Exercise materials:
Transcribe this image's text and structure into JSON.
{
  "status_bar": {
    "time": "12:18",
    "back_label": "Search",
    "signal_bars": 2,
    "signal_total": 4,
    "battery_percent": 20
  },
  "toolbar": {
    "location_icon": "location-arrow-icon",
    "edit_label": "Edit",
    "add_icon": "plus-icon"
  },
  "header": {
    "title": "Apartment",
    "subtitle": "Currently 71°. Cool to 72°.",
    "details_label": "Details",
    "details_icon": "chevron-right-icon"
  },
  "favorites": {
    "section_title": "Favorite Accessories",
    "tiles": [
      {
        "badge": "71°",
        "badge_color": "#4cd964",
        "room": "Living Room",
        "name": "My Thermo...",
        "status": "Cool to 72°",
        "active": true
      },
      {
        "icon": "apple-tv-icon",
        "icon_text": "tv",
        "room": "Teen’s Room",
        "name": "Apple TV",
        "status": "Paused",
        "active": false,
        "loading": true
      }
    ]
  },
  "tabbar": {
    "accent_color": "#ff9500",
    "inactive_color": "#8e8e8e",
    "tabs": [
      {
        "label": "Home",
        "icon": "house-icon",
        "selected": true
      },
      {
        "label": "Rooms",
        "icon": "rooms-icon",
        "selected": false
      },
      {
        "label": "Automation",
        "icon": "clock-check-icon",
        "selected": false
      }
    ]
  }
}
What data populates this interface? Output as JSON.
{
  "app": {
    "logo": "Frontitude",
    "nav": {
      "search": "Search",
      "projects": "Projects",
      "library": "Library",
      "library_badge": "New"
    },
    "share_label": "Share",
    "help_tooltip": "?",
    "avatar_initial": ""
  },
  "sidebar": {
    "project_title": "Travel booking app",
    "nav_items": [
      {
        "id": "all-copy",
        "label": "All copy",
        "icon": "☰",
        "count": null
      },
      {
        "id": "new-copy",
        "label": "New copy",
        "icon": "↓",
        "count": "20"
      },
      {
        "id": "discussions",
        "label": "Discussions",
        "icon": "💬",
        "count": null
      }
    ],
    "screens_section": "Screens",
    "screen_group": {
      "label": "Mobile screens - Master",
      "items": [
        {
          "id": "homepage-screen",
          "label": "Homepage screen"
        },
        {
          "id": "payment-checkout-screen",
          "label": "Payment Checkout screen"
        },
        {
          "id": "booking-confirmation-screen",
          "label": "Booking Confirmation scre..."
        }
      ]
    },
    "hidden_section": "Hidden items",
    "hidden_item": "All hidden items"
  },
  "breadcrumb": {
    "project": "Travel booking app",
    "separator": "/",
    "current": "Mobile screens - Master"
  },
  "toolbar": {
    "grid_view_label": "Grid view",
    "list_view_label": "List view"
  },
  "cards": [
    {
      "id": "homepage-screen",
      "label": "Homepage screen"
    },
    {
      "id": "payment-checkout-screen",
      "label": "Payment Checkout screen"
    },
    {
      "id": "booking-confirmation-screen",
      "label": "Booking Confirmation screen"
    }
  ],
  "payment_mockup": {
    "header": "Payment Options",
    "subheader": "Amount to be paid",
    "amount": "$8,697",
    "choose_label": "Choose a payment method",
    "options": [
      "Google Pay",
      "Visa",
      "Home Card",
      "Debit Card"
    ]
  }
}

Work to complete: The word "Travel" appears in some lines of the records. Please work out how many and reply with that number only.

Result of this exercise: 2